## TASK STATEMENT
Restate all of the records below exactly. Do not carry over any image.

[Interface dataset entries]
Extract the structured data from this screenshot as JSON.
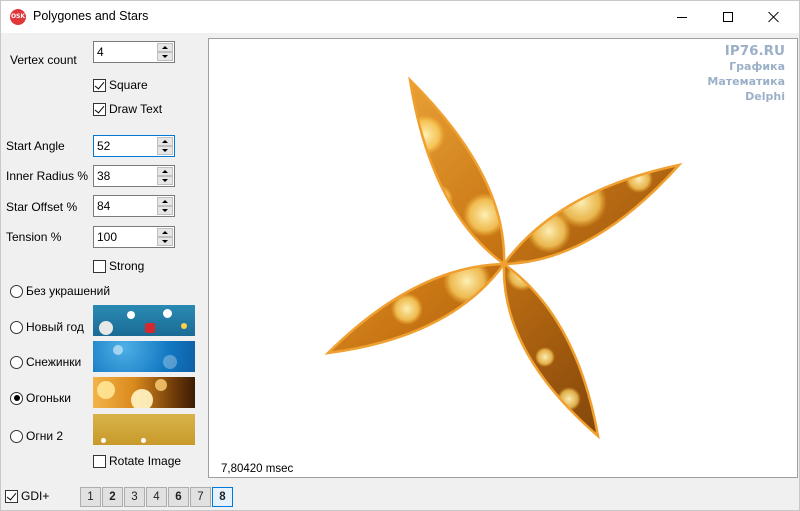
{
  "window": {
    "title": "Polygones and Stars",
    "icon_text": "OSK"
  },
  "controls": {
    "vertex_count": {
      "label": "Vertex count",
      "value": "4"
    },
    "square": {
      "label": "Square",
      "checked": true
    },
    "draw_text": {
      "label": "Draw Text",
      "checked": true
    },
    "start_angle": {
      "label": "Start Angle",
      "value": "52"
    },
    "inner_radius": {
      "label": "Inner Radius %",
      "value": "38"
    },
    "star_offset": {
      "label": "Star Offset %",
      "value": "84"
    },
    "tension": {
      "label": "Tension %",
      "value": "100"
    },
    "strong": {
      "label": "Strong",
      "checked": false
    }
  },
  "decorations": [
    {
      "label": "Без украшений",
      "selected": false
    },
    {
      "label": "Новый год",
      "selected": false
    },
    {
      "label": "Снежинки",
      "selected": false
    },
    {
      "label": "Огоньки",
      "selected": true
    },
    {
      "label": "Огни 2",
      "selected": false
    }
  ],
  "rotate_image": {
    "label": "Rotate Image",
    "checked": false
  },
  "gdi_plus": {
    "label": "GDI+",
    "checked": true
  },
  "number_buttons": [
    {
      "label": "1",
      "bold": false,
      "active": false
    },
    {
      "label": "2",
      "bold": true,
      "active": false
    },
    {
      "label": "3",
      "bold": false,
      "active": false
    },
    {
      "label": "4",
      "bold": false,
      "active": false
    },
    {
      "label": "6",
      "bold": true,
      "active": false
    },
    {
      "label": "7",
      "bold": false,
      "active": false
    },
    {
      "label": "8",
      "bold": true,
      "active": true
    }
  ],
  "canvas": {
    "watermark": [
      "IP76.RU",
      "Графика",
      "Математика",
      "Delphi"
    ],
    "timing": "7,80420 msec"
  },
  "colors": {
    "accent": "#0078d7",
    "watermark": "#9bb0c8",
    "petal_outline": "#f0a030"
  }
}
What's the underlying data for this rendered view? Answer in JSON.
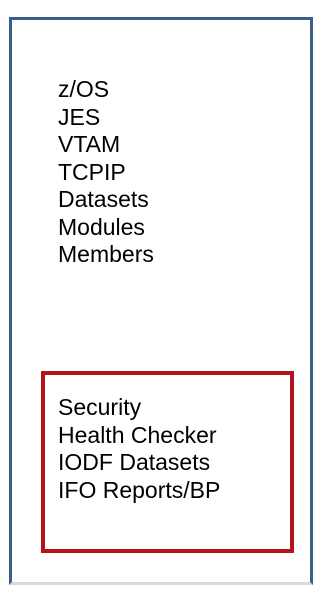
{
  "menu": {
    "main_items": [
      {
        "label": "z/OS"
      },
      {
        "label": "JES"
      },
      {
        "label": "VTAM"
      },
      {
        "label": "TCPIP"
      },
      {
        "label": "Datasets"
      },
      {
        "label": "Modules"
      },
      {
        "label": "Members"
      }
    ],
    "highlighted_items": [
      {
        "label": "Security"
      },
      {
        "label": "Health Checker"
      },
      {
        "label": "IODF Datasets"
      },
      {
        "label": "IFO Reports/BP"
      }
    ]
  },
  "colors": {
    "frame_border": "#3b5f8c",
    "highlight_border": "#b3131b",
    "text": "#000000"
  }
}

## EXERCISE OUTPUT
Extract the structured data from this screenshot as JSON.
{
  "window": {
    "title": "Polygones and Stars",
    "icon_text": "OSK"
  },
  "controls": {
    "vertex_count": {
      "label": "Vertex count",
      "value": "4"
    },
    "square": {
      "label": "Square",
      "checked": true
    },
    "draw_text": {
      "label": "Draw Text",
      "checked": true
    },
    "start_angle": {
      "label": "Start Angle",
      "value": "52"
    },
    "inner_radius": {
      "label": "Inner Radius %",
      "value": "38"
    },
    "star_offset": {
      "label": "Star Offset %",
      "value": "84"
    },
    "tension": {
      "label": "Tension %",
      "value": "100"
    },
    "strong": {
      "label": "Strong",
      "checked": false
    }
  },
  "decorations": [
    {
      "label": "Без украшений",
      "selected": false
    },
    {
      "label": "Новый год",
      "selected": false
    },
    {
      "label": "Снежинки",
      "selected": false
    },
    {
      "label": "Огоньки",
      "selected": true
    },
    {
      "label": "Огни 2",
      "selected": false
    }
  ],
  "rotate_image": {
    "label": "Rotate Image",
    "checked": false
  },
  "gdi_plus": {
    "label": "GDI+",
    "checked": true
  },
  "number_buttons": [
    {
      "label": "1",
      "bold": false,
      "active": false
    },
    {
      "label": "2",
      "bold": true,
      "active": false
    },
    {
      "label": "3",
      "bold": false,
      "active": false
    },
    {
      "label": "4",
      "bold": false,
      "active": false
    },
    {
      "label": "6",
      "bold": true,
      "active": false
    },
    {
      "label": "7",
      "bold": false,
      "active": false
    },
    {
      "label": "8",
      "bold": true,
      "active": true
    }
  ],
  "canvas": {
    "watermark": [
      "IP76.RU",
      "Графика",
      "Математика",
      "Delphi"
    ],
    "timing": "7,80420 msec"
  },
  "colors": {
    "accent": "#0078d7",
    "watermark": "#9bb0c8",
    "petal_outline": "#f0a030"
  }
}
What's the underlying data for this rendered view? Answer in JSON.
{
  "menu": {
    "main_items": [
      {
        "label": "z/OS"
      },
      {
        "label": "JES"
      },
      {
        "label": "VTAM"
      },
      {
        "label": "TCPIP"
      },
      {
        "label": "Datasets"
      },
      {
        "label": "Modules"
      },
      {
        "label": "Members"
      }
    ],
    "highlighted_items": [
      {
        "label": "Security"
      },
      {
        "label": "Health Checker"
      },
      {
        "label": "IODF Datasets"
      },
      {
        "label": "IFO Reports/BP"
      }
    ]
  },
  "colors": {
    "frame_border": "#3b5f8c",
    "highlight_border": "#b3131b",
    "text": "#000000"
  }
}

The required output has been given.